- That said, 8 out of 10 of our most successful users participate in multiple challenges at once including cutting back on transport, using their cars less, reducing the usage of taxis or ubers. Average savings for our users is around $55 a month for the Bus vs Uber challenge.
- Use less cash and take advantage of apps that help you track your spending. It’s harder to spot the leaks in your spending if you’re always pulling out $100 a week in cash. Out of that withdrawal, not knowing where $20 went a week equals $1,000 a year unaccounted for.
Which costs make up the majority of your weekly, monthly, and annual expenses? Take a deeper dive into finding out what these are.
These are often fixed expenses or frequently-purchased items. Don’t rest on your laurels.
Take a few minutes each month to research if you’re really getting the best rate on your mortgage. If you can get a better credit card deal or if you can bundle your phone and internet costs. It’s suggested that only 20% of us are on the best deals for our circumstances. Big companies have retention departments for a reason. You have every right to get the best rates so jump on the phone and call your utilities companies – you can find scripts online to help you if you don’t know what to say! Check what rates you are on and then get on price comparison sites. Don’t be afraid to take your time!
Step 3) Impact – Be Inspired to Set Goals and Make Changes You Will Stick to
Whether you’re saving for retirement, a wedding, an emergency fund, or that big adventure abroad, break down big goals into manageable bits.
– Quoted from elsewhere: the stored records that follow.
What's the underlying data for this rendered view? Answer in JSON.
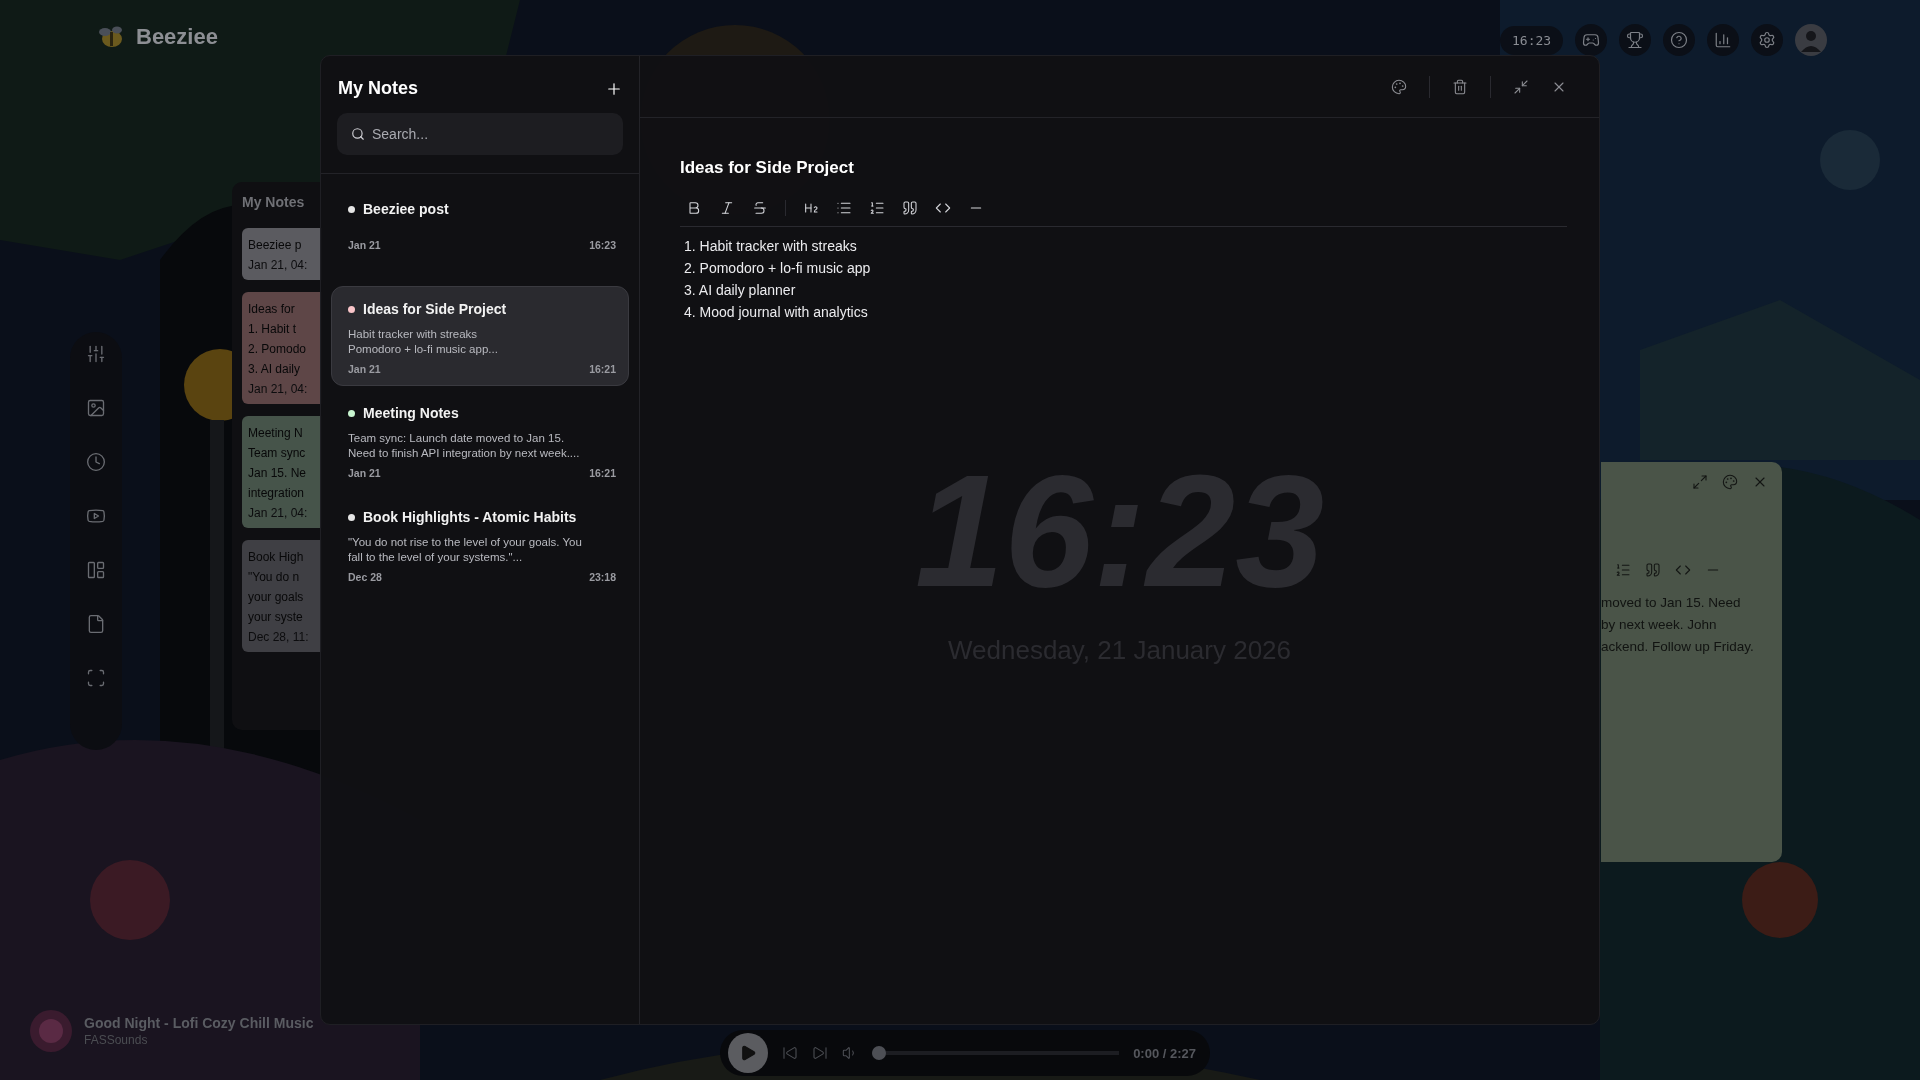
{
  "brand": {
    "name": "Beeziee"
  },
  "top_bar": {
    "clock": "16:23"
  },
  "back_panel": {
    "title": "My Notes",
    "cards": [
      {
        "title": "Beeziee p",
        "date": "Jan 21, 04:",
        "color": "#5b5b60"
      },
      {
        "title": "Ideas for",
        "lines": [
          "1. Habit t",
          "2. Pomodo",
          "3. AI daily"
        ],
        "date": "Jan 21, 04:",
        "color": "#5e4647"
      },
      {
        "title": "Meeting N",
        "lines": [
          "Team sync",
          "Jan 15. Ne",
          "integration"
        ],
        "date": "Jan 21, 04:",
        "color": "#46544a"
      },
      {
        "title": "Book High",
        "lines": [
          "\"You do n",
          "your goals",
          "your syste"
        ],
        "date": "Dec 28, 11:",
        "color": "#3f3f44"
      }
    ]
  },
  "notes_window": {
    "title": "My Notes",
    "search": {
      "placeholder": "Search..."
    },
    "items": [
      {
        "title": "Beeziee post",
        "color": "#e5e5e5",
        "date": "Jan 21",
        "time": "16:23",
        "selected": false
      },
      {
        "title": "Ideas for Side Project",
        "color": "#f9c5c9",
        "preview": [
          "Habit tracker with streaks",
          "Pomodoro + lo-fi music app..."
        ],
        "date": "Jan 21",
        "time": "16:21",
        "selected": true
      },
      {
        "title": "Meeting Notes",
        "color": "#c8f5d0",
        "preview": [
          "Team sync: Launch date moved to Jan 15.",
          "Need to finish API integration by next week...."
        ],
        "date": "Jan 21",
        "time": "16:21",
        "selected": false
      },
      {
        "title": "Book Highlights - Atomic Habits",
        "color": "#e5e5e5",
        "preview": [
          "\"You do not rise to the level of your goals. You",
          "fall to the level of your systems.\"..."
        ],
        "date": "Dec 28",
        "time": "23:18",
        "selected": false
      }
    ],
    "editor": {
      "title": "Ideas for Side Project",
      "lines": [
        "1. Habit tracker with streaks",
        "2. Pomodoro + lo-fi music app",
        "3. AI daily planner",
        "4. Mood journal with analytics"
      ]
    }
  },
  "desktop_clock": {
    "time": "16:23",
    "date": "Wednesday, 21 January 2026"
  },
  "sticky_note": {
    "lines": [
      "moved to Jan 15. Need",
      "by next week. John",
      "ackend. Follow up Friday."
    ]
  },
  "player": {
    "title": "Good Night - Lofi Cozy Chill Music",
    "artist": "FASSounds",
    "time": "0:00 / 2:27",
    "level": 0
  }
}
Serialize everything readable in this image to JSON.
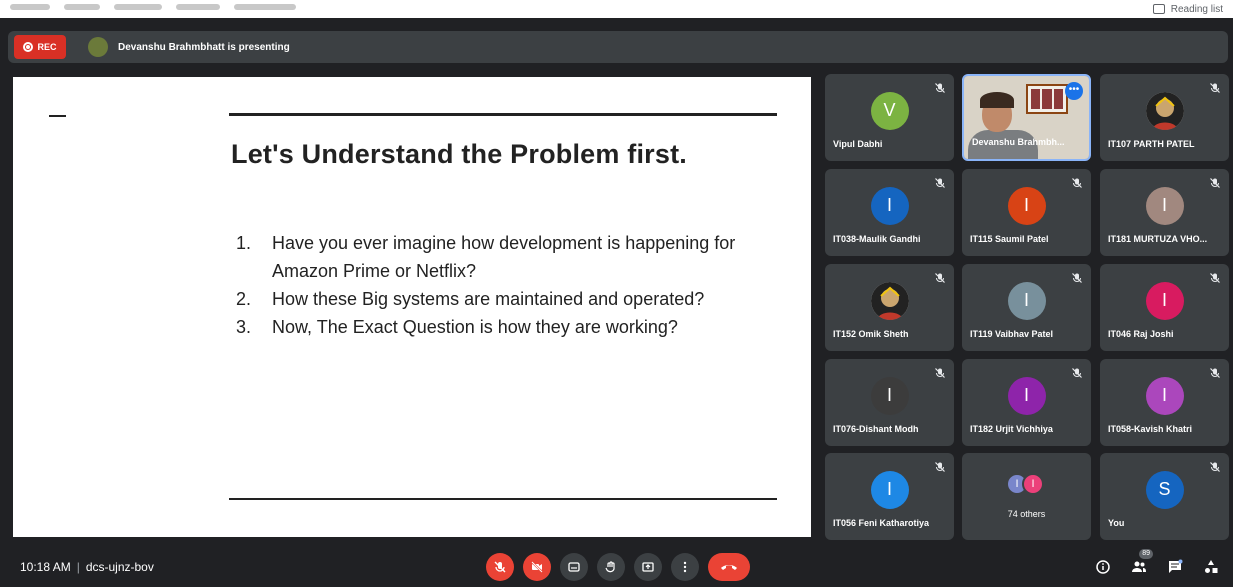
{
  "browser": {
    "reading_list_label": "Reading list"
  },
  "top_bar": {
    "rec_label": "REC",
    "presenting_text": "Devanshu Brahmbhatt is presenting"
  },
  "slide": {
    "title": "Let's Understand the Problem first.",
    "items": [
      {
        "num": "1.",
        "text": "Have you ever imagine how development is happening for Amazon Prime or Netflix?"
      },
      {
        "num": "2.",
        "text": "How these Big systems are maintained and operated?"
      },
      {
        "num": "3.",
        "text": "Now, The Exact Question is how they are working?"
      }
    ]
  },
  "participants": [
    {
      "name": "Vipul Dabhi",
      "initial": "V",
      "color": "#7cb342"
    },
    {
      "name": "Devanshu Brahmbh...",
      "video": true
    },
    {
      "name": "IT107 PARTH PATEL",
      "image": true
    },
    {
      "name": "IT038-Maulik Gandhi",
      "initial": "I",
      "color": "#1565c0"
    },
    {
      "name": "IT115 Saumil Patel",
      "initial": "I",
      "color": "#d84315"
    },
    {
      "name": "IT181 MURTUZA VHO...",
      "initial": "I",
      "color": "#a1887f"
    },
    {
      "name": "IT152 Omik Sheth",
      "image": true
    },
    {
      "name": "IT119 Vaibhav Patel",
      "initial": "I",
      "color": "#78909c"
    },
    {
      "name": "IT046 Raj Joshi",
      "initial": "I",
      "color": "#d81b60"
    },
    {
      "name": "IT076-Dishant Modh",
      "initial": "I",
      "color": "#3c3c3c"
    },
    {
      "name": "IT182 Urjit Vichhiya",
      "initial": "I",
      "color": "#8e24aa"
    },
    {
      "name": "IT058-Kavish Khatri",
      "initial": "I",
      "color": "#ab47bc"
    },
    {
      "name": "IT056 Feni Katharotiya",
      "initial": "I",
      "color": "#1e88e5"
    },
    {
      "name": "74 others",
      "others": true,
      "initials": [
        "I",
        "I"
      ],
      "colors": [
        "#7986cb",
        "#ec407a"
      ]
    },
    {
      "name": "You",
      "initial": "S",
      "color": "#1565c0"
    }
  ],
  "bottom_bar": {
    "time": "10:18 AM",
    "meeting_code": "dcs-ujnz-bov",
    "people_badge": "89"
  },
  "colors": {
    "end_call": "#ea4335",
    "tile_bg": "#3c4043",
    "bg": "#202124"
  }
}
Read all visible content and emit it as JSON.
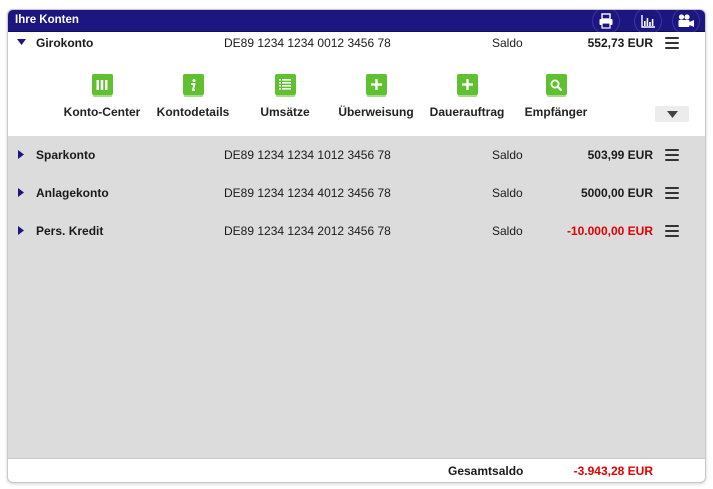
{
  "header": {
    "title": "Ihre Konten",
    "buttons": [
      {
        "icon": "print-icon"
      },
      {
        "icon": "chart-icon"
      },
      {
        "icon": "video-icon"
      }
    ]
  },
  "accounts": [
    {
      "name": "Girokonto",
      "iban": "DE89 1234 1234 0012 3456 78",
      "saldo_label": "Saldo",
      "amount": "552,73 EUR",
      "negative": false,
      "expanded": true
    },
    {
      "name": "Sparkonto",
      "iban": "DE89 1234 1234 1012 3456 78",
      "saldo_label": "Saldo",
      "amount": "503,99 EUR",
      "negative": false,
      "expanded": false
    },
    {
      "name": "Anlagekonto",
      "iban": "DE89 1234 1234 4012 3456 78",
      "saldo_label": "Saldo",
      "amount": "5000,00 EUR",
      "negative": false,
      "expanded": false
    },
    {
      "name": "Pers. Kredit",
      "iban": "DE89 1234 1234 2012 3456 78",
      "saldo_label": "Saldo",
      "amount": "-10.000,00 EUR",
      "negative": true,
      "expanded": false
    }
  ],
  "actions": [
    {
      "label": "Konto-Center",
      "icon": "columns-icon"
    },
    {
      "label": "Kontodetails",
      "icon": "info-icon"
    },
    {
      "label": "Umsätze",
      "icon": "list-icon"
    },
    {
      "label": "Überweisung",
      "icon": "plus-icon"
    },
    {
      "label": "Dauerauftrag",
      "icon": "plus-icon"
    },
    {
      "label": "Empfänger",
      "icon": "search-icon"
    }
  ],
  "footer": {
    "label": "Gesamtsaldo",
    "amount": "-3.943,28 EUR"
  },
  "colors": {
    "header_bg": "#1c1680",
    "action_green": "#5fc12f",
    "negative_red": "#e00000",
    "list_bg": "#dcdcdc"
  }
}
When do you want to reach your financial goal? Because of the work you just did to understand your expenses, you should have a good idea of how much can you put aside each week towards your savings. This process is the key to success; it is paying yourself first. Prioritise the saving as the first thing you do when you get paid. Then, it’s a matter of paying attention throughout the month to make sure you don’t need to dip back in to all your hard earned work.
Use online resources to learn and improve
While banks and lenders exist to offer you services, they’re a businesses first and foremost. Don’t let them profit off your naivety. There’s a reason that concepts like compound interest, maximising your tax deductions and refunds, and investing your savings in more than just a basic savings account are marketed as ‘boring’ and ‘complicated’.
Listen to a few podcasts. Watch a few YouTube videos. Use the Frollo app and check out the Frollo blog. Improving financial literacy has never been easier than it is right now with the world at our fingertips.
We also recommend reading The Barefoot Investor; his basic guide to managing your finances can quickly get you started, and he has a free handy PDF on his website that will give you a taster or you can borrow his book from the library or a friend.
Set Mini Goals
Bring a bagged lunch to work. Walk or take public transit. Host a potluck dinner party instead of going to that new restaurant. Brew your own coffee.
A few little changes each week can add up to thousands of dollars a year.
Find your Squad and Share your Goals
Surround yourself with a community of people trying to achieve similar savings goals. Sharing your goal will increase your chances of success. Learn from one another, support one another, and keep your savings goals front-of-mind.
Frollo’s app lets you connect with a dedicated community in Australia working to improve their spending habits and reach their version of financial freedom.
Your success is contingent on getting your insights on your money, getting inspired to try new things, and celebrating the progress you have towards achieving your goals.